Karl Marx became famous when a work he wrote with his friend Friedrich Engels called the "The Communist Manifesto" was published in 1848. The pamphlet, commissioned in 1847 by the newly created Communist League of London, laid out the principles of communism. It was both short and stirring, and it ended with a call to action, calling on the workers of the world to unite, rise up, and throw off their chains of oppression.
As is often the case with works that catapult their authors to fame, "The Communist Manifesto" appeared at just the right moment. The year 1848 is famous for the revolts and revolutionary furor that broke out across Europe, most notably in Prussia and France.

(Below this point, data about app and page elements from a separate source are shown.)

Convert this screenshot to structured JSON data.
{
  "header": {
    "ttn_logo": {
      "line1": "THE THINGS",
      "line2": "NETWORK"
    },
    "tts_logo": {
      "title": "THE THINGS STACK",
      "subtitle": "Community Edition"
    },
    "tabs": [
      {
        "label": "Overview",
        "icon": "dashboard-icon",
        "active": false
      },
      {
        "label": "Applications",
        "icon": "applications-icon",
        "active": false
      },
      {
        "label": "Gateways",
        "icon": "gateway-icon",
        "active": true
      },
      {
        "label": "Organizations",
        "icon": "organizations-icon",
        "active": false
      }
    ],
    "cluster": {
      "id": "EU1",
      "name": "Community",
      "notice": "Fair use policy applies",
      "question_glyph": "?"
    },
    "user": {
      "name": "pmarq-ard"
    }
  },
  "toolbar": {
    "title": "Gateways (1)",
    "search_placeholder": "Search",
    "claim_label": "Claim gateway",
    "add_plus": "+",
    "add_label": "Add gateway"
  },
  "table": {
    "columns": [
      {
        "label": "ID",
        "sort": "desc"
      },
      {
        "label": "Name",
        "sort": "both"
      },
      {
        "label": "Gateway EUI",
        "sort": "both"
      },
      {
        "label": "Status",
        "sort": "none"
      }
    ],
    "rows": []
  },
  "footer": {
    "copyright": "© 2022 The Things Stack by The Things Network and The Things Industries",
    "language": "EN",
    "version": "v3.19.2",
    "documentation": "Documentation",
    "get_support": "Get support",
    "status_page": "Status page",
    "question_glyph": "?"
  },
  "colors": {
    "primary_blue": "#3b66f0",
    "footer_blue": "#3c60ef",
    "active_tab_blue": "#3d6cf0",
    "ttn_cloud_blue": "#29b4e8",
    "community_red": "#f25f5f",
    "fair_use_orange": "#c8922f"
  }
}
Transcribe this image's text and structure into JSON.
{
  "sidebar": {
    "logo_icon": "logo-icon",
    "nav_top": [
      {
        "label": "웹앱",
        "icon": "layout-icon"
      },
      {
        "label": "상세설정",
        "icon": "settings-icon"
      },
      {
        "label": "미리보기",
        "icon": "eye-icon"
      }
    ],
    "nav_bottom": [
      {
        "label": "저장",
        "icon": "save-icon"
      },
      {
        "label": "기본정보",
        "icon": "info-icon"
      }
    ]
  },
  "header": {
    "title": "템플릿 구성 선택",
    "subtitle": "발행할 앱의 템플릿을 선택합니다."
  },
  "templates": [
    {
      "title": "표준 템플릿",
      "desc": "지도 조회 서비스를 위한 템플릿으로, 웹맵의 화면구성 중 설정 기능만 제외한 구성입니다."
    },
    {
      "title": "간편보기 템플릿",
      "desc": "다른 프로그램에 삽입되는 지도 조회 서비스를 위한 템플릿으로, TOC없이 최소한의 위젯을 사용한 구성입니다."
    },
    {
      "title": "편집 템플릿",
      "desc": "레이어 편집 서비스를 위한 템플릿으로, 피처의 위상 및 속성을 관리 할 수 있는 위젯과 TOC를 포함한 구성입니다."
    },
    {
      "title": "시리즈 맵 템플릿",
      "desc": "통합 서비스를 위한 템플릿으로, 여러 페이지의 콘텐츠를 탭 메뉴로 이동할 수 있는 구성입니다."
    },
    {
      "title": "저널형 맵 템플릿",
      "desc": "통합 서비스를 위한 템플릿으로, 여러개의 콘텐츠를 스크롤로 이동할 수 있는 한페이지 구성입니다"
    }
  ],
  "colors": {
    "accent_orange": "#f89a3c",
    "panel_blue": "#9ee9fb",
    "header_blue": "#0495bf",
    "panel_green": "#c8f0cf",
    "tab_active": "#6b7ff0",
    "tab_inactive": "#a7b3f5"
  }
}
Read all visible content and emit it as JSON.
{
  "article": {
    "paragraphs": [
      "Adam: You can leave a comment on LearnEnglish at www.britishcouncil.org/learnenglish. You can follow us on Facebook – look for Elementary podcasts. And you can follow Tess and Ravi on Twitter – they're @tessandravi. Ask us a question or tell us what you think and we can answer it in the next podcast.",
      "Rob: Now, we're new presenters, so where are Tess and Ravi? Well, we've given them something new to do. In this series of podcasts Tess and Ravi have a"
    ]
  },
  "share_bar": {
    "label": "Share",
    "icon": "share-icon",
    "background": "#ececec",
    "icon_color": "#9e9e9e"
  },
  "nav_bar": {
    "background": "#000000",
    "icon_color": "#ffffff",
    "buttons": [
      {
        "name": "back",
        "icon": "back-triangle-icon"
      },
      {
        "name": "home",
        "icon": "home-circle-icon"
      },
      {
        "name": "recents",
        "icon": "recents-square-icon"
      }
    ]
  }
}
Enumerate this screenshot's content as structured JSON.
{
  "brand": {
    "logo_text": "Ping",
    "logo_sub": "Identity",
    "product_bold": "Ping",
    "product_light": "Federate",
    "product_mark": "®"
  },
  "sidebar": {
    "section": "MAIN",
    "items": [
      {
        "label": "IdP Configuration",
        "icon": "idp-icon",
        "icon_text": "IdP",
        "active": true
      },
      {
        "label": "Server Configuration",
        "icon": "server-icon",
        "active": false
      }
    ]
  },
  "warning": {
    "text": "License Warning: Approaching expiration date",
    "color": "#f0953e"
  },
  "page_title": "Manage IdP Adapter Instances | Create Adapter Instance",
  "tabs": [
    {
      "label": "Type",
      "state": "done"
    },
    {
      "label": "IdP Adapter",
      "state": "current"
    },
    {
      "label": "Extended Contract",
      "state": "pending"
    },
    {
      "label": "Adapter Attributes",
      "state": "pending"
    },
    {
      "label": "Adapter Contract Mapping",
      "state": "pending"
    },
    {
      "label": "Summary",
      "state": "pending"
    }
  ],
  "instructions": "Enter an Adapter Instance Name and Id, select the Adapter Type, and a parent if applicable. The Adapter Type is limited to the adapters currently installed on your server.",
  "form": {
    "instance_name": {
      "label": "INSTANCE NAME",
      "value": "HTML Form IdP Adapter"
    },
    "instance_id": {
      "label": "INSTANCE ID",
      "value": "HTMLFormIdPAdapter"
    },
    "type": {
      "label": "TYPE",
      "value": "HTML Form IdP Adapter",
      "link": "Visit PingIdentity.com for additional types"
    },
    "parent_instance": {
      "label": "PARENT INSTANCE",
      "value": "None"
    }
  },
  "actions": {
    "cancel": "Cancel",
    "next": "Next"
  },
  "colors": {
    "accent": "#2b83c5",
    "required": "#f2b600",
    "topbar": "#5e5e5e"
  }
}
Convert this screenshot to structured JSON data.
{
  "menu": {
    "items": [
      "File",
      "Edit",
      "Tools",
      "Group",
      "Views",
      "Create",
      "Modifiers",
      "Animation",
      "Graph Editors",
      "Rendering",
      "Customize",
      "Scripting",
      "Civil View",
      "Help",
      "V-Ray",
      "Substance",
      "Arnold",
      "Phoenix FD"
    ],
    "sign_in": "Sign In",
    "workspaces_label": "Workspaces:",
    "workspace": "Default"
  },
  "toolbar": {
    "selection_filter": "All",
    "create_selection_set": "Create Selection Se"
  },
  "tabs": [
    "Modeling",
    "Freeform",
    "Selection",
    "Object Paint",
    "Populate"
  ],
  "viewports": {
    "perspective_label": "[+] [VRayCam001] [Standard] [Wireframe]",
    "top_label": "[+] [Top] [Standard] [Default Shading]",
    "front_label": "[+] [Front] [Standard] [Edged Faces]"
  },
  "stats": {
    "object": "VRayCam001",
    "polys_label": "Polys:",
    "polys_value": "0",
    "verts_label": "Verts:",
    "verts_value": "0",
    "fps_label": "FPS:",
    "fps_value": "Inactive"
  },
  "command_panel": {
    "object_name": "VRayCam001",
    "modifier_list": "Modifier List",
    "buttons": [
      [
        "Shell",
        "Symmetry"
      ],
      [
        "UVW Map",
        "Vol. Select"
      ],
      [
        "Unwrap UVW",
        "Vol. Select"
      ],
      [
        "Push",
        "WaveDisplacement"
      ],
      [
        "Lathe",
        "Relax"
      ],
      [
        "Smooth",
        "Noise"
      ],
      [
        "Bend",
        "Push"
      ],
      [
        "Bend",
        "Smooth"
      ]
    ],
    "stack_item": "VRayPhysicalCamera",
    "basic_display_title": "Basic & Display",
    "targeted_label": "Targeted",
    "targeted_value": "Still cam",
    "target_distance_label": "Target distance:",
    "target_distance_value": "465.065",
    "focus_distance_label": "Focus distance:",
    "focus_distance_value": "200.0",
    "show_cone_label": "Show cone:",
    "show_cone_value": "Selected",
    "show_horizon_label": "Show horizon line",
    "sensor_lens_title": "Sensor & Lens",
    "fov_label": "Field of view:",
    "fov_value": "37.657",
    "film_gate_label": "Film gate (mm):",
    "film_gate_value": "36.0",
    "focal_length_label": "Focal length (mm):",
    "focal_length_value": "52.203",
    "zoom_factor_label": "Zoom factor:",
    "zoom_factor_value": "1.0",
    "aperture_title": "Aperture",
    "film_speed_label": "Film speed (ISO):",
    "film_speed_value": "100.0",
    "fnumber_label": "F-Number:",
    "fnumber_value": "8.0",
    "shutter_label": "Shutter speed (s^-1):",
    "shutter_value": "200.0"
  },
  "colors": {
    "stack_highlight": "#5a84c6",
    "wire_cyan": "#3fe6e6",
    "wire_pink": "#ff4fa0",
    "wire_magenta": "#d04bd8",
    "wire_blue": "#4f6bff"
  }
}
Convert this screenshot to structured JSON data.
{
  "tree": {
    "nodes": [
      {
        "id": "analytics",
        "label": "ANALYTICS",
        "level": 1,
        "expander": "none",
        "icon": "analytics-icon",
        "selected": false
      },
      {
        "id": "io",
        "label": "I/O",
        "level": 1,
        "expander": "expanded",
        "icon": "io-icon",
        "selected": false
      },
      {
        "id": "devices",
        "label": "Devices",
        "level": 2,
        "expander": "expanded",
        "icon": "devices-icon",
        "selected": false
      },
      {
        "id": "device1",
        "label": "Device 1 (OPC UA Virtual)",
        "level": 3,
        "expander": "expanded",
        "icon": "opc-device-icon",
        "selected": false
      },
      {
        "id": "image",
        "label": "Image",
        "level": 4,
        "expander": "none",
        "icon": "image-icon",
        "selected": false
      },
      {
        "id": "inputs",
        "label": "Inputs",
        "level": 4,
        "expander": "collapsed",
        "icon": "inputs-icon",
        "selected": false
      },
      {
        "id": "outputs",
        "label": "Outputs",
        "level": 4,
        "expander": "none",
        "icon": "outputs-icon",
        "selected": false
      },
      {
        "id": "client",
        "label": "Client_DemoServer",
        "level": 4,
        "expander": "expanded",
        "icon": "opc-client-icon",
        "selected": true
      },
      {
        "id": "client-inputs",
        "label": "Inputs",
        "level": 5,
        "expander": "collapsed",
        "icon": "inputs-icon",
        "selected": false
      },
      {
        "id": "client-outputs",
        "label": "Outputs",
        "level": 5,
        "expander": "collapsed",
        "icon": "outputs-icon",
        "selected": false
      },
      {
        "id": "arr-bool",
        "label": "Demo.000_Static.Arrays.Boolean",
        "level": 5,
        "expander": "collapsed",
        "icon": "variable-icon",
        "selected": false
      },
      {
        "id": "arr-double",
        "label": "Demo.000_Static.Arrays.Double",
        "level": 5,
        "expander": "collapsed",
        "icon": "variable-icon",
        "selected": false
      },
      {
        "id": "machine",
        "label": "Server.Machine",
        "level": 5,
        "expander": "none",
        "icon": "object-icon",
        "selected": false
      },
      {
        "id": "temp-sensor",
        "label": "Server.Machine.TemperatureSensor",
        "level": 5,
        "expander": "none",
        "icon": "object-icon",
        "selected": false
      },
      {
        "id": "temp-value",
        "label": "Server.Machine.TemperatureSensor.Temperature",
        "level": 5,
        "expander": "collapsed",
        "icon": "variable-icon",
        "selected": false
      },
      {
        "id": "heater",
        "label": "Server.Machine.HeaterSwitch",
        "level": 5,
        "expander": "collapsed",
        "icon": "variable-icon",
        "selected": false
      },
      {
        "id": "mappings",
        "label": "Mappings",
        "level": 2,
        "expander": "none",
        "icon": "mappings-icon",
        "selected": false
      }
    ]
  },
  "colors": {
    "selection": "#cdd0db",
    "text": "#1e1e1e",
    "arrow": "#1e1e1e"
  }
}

Both those countries had forced Marx to leave because he was too radical. His manifesto appeared at a time when people were hungry (usually literally as well metaphorically) for lasting changes to political and economic systems that seemed to grind down too many people for the benefit of too few.